NW: It has a really live feel to it.

PM: And it sounds great! So thatís how it happened. It was really understated in its approach, and it was done really quickly with that in mind-- just wanting to write and be prolific and let what happens happen. Of course, you see all this melody coming out of all these songs and it sounds like a really grown-up album, like it could be really big.

NW: Itís really accessible and easy to get into.

PM: Yeah. So thatís how that happened. I titled it Unshattered because Gardner Cole suggested it-- it being one of the moments on the last song on the album-- and that really worked. Itís really evocative; itís a made-up word thatís very typical of the way I write. My lyrics are often conundrums that somehow evoke a space or state; thereís not always logic in that way, but there is a beauty in the absence of logic.

NW: That was something I really wanted to ask you about. It seems like you are lyrically able to convey something with a really abstract phrase or poetic line that is very beautiful.

PM: Intimations, yeah. Thank you.

NW: What inspires that? Is it particular authors that youíve read, or is it just a rejection of having to describe something literally?

PM: As a child I would very much enjoy listening to and reading the lyrics to a song, but also the poetry of the music. Words were always something that I was drawn to when I listened to music. I was brought up in a household where I was the youngest of seven, so I heard everything from Elvis to Doris Day to The Rolling Stones to The Beatles-- everything. We also had Irish traditional songs and, of course, all the hymns in our musical repertoire, but that was always there. I like to use words to evoke emotion, and I suppose thatís a personal style that I have. I find it really easy to write that way. Itís not a labor for me; I think in those ways. I think in more of an abstract intelligence. Iím not too comfortable with trying to record life events in a very didactic way. Itís kind of like when you describe a dream-- itís always awkward. If you use imagery to take a listener into that space, they may get nearer to that.

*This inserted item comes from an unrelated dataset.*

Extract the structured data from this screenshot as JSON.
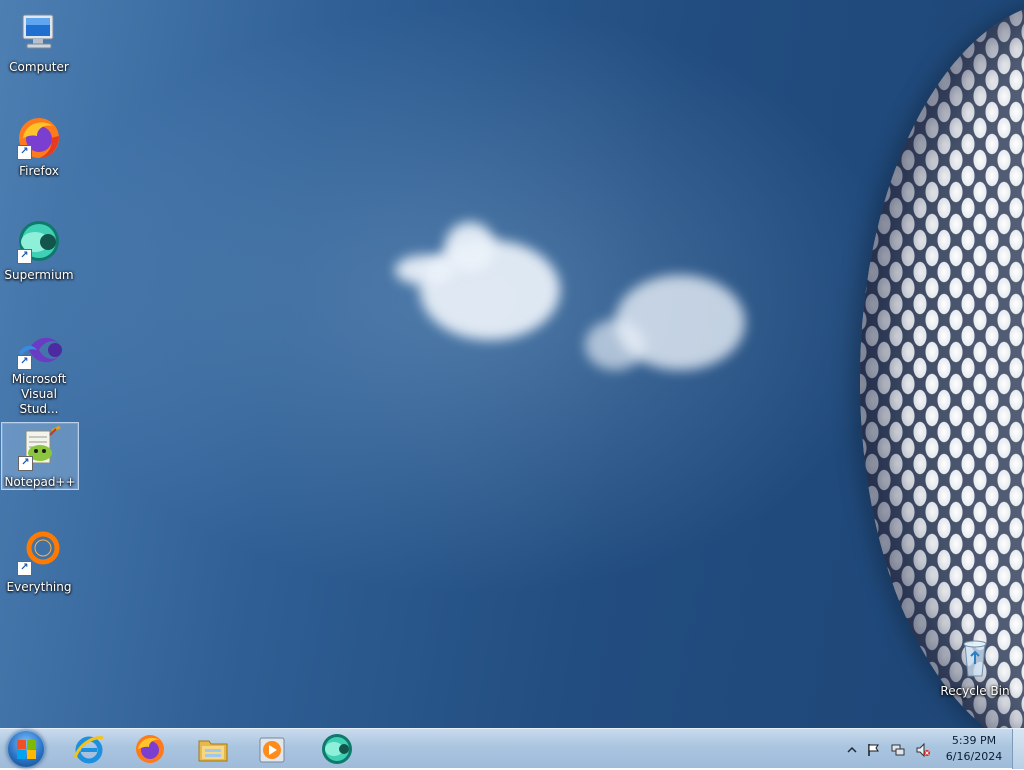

NW: It seems like itís easy for people to form their own ideas about what the song is about in that way, as well. Some of it is subject to interpretation.

PM: Yes. Although, I must admit itís not random. Itís not just pure random speak; there is a definite meaning that I hold.

NW: Something that always struck me about your albums is that everything seems well planned out, but there is also a real sense of spontaneity. In talking about your last couple albums it sounds like you make them pretty quickly. So how do you balance that degree of looseness with the structure of your songs?

PM: Iíve had the help of a lot of great co-writers, Paul Statham being one of them. He would come up with all this stuff and Iíd have to capture it as it was bouncing off the walls. He was content not to shape any of it, and I was able to use those primary colors, if you like, which I could work with. So thereís a lot of those structures inspired by those starting points, and if somethingís not broken you donít fix it. So thatís why I donít overstress and work an album for two years. Iím a post-punk; I got into music in 1978 with Bauhaus, and we used to really get off on writing and recording a whole album in a couple of weeks and just making that the limitation, so I know that it works.

NW: Well, I know you have to run, but can I ask you one last question?

PM: Sure.

NW: It has nothing to do with anything else weíve talked about, but we ask everyone this question. The question is, do dogs have lips?

PM: (long pause, laughs) Oh, thatís so funny. Thatís a really funny question. (laughs) I donít think they do, you know? No, they donít. But theyíve got very nice ears.

NW: They do, donít they? Alright, Peter, thanks for your time.

PM: (in a Southern accent) Alright then. Itís a pleasure. Saddle up and hit the road.

Both: (laugh)